Another emailed, “Doug was part of the fabric of the community. I don’t think unless someone lives here in St. Augustine, they could understand how tightly interwoven we are as a community. Yes, Mr. Cracraft was homeless, but he was a human being and he was also one of our own. He didn’t cause any trouble for anyone… I am very grieved.”
Gili Riedel Lochner wrote, “I remember him too. He was soft spoken and polite. He collected aluminum cans from one of my friend’s businesses down there.”
Many readers were angered and disturbed by the way Cracraft died.
Keith Mitchell, a waiter in a downtown restaurant near where Cracraft played wrote in an email, “I can’t imagine anyone harming Doug. It just doesn’t make good sense. I still feel sick over this.”
Maloney added, “Doug seemed like a solitary guy who didn’t bother anybody. He didn’t deserve this end.”
Arrested and charged with Cracraft’s death is Matthew Steven Horn, 43, who is listed as “homeless, St. Augustine” on the booking log at the St. Johns County Jail:http://www.sjso.org/inmate_search_warrants.aspx
Horn remains in the county jail without bond and is charged with willful homicide. According to St. Augustine Police Department spokesman Mark Sampson – it could take up to a year before Horn faces trial for Cracraft’s murder.
Sampson said while there has been no actual confession from Horn, details have emerged in the case that point to Horn possibly murdering Cracraft over a soiled cot that Cracraft fell asleep on, and that the crime was alcohol-induced.

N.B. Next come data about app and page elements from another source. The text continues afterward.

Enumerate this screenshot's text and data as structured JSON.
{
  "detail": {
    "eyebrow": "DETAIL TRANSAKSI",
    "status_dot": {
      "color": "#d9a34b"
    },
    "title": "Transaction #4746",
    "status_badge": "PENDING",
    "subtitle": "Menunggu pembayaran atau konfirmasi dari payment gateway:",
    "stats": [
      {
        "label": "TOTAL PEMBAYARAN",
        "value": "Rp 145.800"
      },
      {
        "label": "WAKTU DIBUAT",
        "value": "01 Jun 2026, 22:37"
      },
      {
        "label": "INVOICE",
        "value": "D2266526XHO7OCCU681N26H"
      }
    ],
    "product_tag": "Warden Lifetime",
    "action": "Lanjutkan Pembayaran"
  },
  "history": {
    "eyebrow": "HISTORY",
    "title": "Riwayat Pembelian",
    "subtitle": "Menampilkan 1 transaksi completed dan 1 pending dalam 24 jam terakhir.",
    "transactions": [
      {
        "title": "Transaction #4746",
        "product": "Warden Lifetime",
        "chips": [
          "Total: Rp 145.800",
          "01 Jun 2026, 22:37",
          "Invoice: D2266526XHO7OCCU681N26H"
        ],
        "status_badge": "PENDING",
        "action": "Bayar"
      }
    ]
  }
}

Sampson said the case is one of 19 homicides in St. Johns County currently being processed by the State Attorney’s Office – but noted these were not all new or recent crimes.
For more information on the case, also see: